*** Opening Data excerpts ***

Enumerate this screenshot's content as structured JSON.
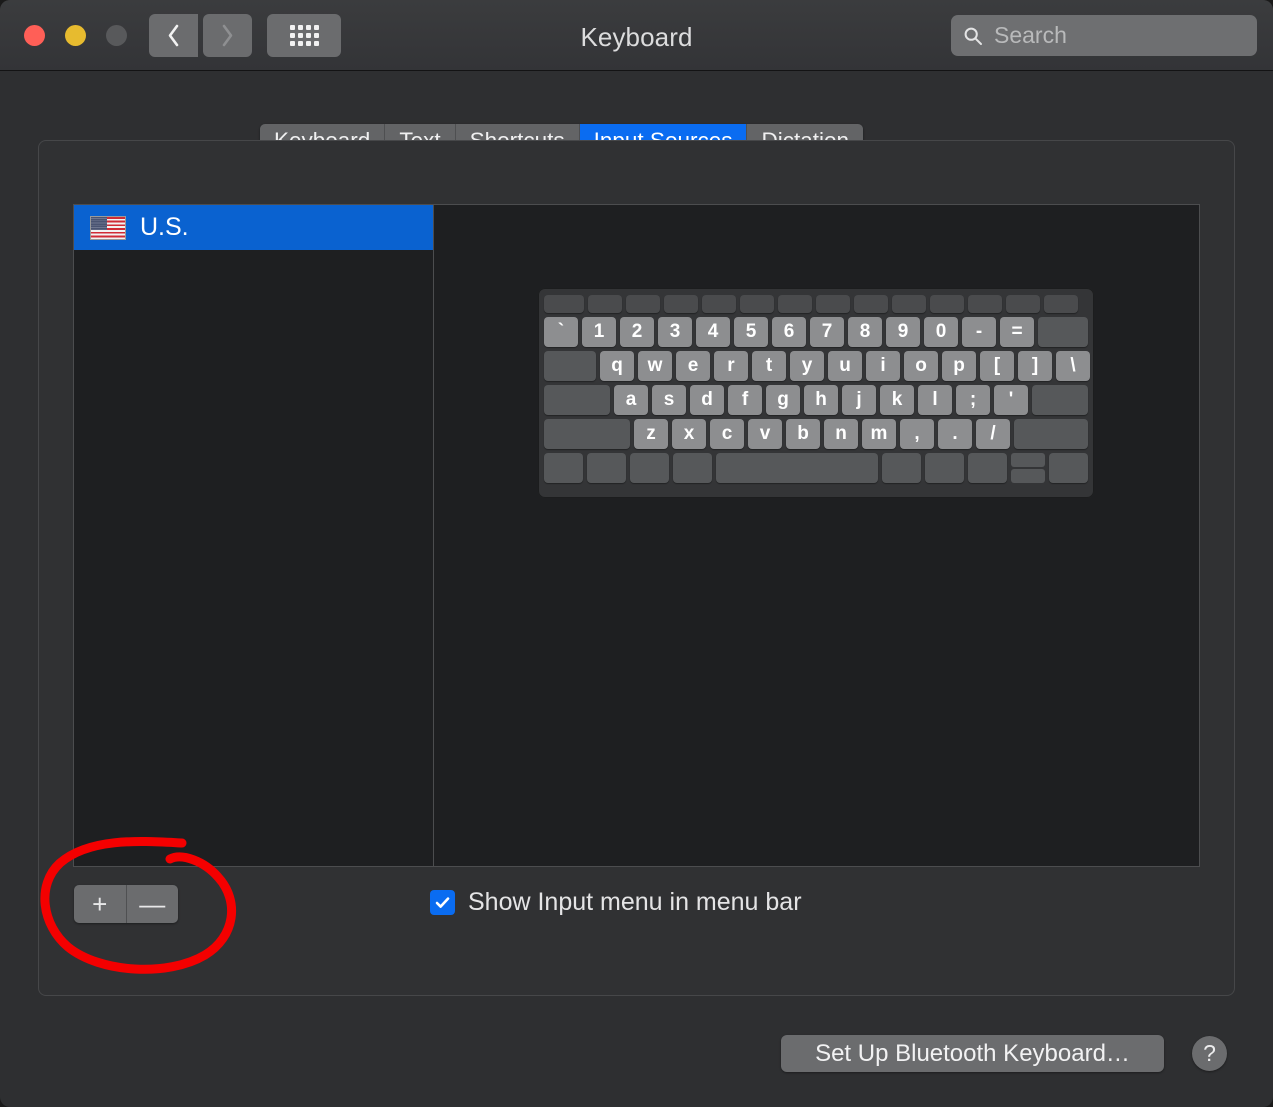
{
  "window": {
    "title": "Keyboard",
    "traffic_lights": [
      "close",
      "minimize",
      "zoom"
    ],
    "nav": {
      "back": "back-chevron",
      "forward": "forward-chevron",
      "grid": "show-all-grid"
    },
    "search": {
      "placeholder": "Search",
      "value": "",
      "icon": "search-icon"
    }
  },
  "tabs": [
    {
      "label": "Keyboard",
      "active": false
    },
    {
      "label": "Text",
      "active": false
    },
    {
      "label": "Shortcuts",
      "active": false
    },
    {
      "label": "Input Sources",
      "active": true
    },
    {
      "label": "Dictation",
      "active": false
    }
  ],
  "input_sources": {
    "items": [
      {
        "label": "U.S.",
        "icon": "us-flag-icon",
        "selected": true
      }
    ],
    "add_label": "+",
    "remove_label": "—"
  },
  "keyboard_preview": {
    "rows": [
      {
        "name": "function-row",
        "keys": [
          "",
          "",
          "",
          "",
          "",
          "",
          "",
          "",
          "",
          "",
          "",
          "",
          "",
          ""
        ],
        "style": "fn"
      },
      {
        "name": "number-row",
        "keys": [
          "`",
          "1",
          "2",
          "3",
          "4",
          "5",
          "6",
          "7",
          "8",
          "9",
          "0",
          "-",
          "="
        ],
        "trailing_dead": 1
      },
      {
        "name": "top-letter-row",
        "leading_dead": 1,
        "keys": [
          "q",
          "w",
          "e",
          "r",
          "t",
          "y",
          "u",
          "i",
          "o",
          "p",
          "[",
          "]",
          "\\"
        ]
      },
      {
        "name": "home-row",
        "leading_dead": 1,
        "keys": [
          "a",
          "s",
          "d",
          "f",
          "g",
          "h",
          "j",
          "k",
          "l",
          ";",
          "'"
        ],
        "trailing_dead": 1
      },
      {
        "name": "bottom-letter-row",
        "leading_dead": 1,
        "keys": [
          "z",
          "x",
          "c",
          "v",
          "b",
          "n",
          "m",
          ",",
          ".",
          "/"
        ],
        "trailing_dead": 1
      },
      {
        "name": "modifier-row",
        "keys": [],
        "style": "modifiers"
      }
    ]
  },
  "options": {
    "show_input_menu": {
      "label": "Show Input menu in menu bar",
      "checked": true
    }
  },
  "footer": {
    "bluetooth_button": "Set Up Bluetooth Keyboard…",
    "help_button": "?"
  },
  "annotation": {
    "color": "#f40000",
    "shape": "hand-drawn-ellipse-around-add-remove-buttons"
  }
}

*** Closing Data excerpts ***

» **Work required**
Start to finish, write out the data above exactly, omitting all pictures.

» **Reply**
Enumerate this screenshot's content as structured JSON.
{
  "window": {
    "title": "Keyboard",
    "traffic_lights": [
      "close",
      "minimize",
      "zoom"
    ],
    "nav": {
      "back": "back-chevron",
      "forward": "forward-chevron",
      "grid": "show-all-grid"
    },
    "search": {
      "placeholder": "Search",
      "value": "",
      "icon": "search-icon"
    }
  },
  "tabs": [
    {
      "label": "Keyboard",
      "active": false
    },
    {
      "label": "Text",
      "active": false
    },
    {
      "label": "Shortcuts",
      "active": false
    },
    {
      "label": "Input Sources",
      "active": true
    },
    {
      "label": "Dictation",
      "active": false
    }
  ],
  "input_sources": {
    "items": [
      {
        "label": "U.S.",
        "icon": "us-flag-icon",
        "selected": true
      }
    ],
    "add_label": "+",
    "remove_label": "—"
  },
  "keyboard_preview": {
    "rows": [
      {
        "name": "function-row",
        "keys": [
          "",
          "",
          "",
          "",
          "",
          "",
          "",
          "",
          "",
          "",
          "",
          "",
          "",
          ""
        ],
        "style": "fn"
      },
      {
        "name": "number-row",
        "keys": [
          "`",
          "1",
          "2",
          "3",
          "4",
          "5",
          "6",
          "7",
          "8",
          "9",
          "0",
          "-",
          "="
        ],
        "trailing_dead": 1
      },
      {
        "name": "top-letter-row",
        "leading_dead": 1,
        "keys": [
          "q",
          "w",
          "e",
          "r",
          "t",
          "y",
          "u",
          "i",
          "o",
          "p",
          "[",
          "]",
          "\\"
        ]
      },
      {
        "name": "home-row",
        "leading_dead": 1,
        "keys": [
          "a",
          "s",
          "d",
          "f",
          "g",
          "h",
          "j",
          "k",
          "l",
          ";",
          "'"
        ],
        "trailing_dead": 1
      },
      {
        "name": "bottom-letter-row",
        "leading_dead": 1,
        "keys": [
          "z",
          "x",
          "c",
          "v",
          "b",
          "n",
          "m",
          ",",
          ".",
          "/"
        ],
        "trailing_dead": 1
      },
      {
        "name": "modifier-row",
        "keys": [],
        "style": "modifiers"
      }
    ]
  },
  "options": {
    "show_input_menu": {
      "label": "Show Input menu in menu bar",
      "checked": true
    }
  },
  "footer": {
    "bluetooth_button": "Set Up Bluetooth Keyboard…",
    "help_button": "?"
  },
  "annotation": {
    "color": "#f40000",
    "shape": "hand-drawn-ellipse-around-add-remove-buttons"
  }
}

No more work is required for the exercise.